-------- Records for the exercise

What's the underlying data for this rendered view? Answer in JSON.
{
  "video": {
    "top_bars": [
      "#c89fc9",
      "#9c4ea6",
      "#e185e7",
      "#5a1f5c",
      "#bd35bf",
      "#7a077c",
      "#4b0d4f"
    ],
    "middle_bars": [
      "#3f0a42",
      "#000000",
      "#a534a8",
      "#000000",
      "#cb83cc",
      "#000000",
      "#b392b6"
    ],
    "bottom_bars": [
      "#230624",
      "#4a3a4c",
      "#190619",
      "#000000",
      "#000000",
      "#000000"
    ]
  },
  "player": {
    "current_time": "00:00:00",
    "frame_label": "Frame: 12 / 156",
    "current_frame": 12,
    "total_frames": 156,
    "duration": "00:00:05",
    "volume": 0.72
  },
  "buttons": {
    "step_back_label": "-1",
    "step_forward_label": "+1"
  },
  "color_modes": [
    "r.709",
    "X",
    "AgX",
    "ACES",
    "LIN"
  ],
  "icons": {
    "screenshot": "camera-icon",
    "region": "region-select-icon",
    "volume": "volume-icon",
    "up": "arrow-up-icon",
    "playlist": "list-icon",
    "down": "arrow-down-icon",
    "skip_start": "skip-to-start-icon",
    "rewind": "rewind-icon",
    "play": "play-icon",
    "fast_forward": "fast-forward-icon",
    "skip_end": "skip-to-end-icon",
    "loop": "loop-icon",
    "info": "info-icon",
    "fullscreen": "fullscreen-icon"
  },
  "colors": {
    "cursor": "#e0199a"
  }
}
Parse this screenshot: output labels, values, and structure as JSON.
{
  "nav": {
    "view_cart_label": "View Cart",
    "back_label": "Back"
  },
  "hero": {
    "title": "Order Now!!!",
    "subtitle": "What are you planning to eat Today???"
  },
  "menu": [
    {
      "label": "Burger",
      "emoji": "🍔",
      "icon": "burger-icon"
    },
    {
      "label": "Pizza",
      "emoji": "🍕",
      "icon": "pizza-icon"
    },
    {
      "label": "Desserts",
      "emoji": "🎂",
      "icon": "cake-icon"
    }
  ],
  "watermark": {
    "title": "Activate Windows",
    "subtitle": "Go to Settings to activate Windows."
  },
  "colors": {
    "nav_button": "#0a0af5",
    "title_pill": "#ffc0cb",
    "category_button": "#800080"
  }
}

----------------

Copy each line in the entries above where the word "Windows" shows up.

#### Finished exercise
    "title": "Activate Windows",
    "subtitle": "Go to Settings to activate Windows."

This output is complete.